(What to work on)
Please copy out the records that follow, word for word.

(Data section)
■ ■ ■ ■ ■

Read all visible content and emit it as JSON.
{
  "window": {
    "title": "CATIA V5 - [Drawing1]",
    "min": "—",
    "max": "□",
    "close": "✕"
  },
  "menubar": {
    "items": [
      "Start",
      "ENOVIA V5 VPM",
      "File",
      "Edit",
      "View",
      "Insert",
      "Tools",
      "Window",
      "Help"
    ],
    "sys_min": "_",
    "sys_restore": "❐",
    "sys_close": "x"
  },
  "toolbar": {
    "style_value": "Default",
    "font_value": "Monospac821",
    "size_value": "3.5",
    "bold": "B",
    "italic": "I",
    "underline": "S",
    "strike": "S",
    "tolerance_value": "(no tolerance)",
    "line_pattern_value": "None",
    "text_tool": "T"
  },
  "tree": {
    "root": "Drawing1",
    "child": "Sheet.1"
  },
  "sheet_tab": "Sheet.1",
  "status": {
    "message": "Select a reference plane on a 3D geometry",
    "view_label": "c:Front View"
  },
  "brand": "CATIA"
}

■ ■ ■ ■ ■

(Answer section)
Read all visible content and emit it as JSON.
{
  "window": {
    "title": "CATIA V5 - [Drawing1]",
    "min": "—",
    "max": "□",
    "close": "✕"
  },
  "menubar": {
    "items": [
      "Start",
      "ENOVIA V5 VPM",
      "File",
      "Edit",
      "View",
      "Insert",
      "Tools",
      "Window",
      "Help"
    ],
    "sys_min": "_",
    "sys_restore": "❐",
    "sys_close": "x"
  },
  "toolbar": {
    "style_value": "Default",
    "font_value": "Monospac821",
    "size_value": "3.5",
    "bold": "B",
    "italic": "I",
    "underline": "S",
    "strike": "S",
    "tolerance_value": "(no tolerance)",
    "line_pattern_value": "None",
    "text_tool": "T"
  },
  "tree": {
    "root": "Drawing1",
    "child": "Sheet.1"
  },
  "sheet_tab": "Sheet.1",
  "status": {
    "message": "Select a reference plane on a 3D geometry",
    "view_label": "c:Front View"
  },
  "brand": "CATIA"
}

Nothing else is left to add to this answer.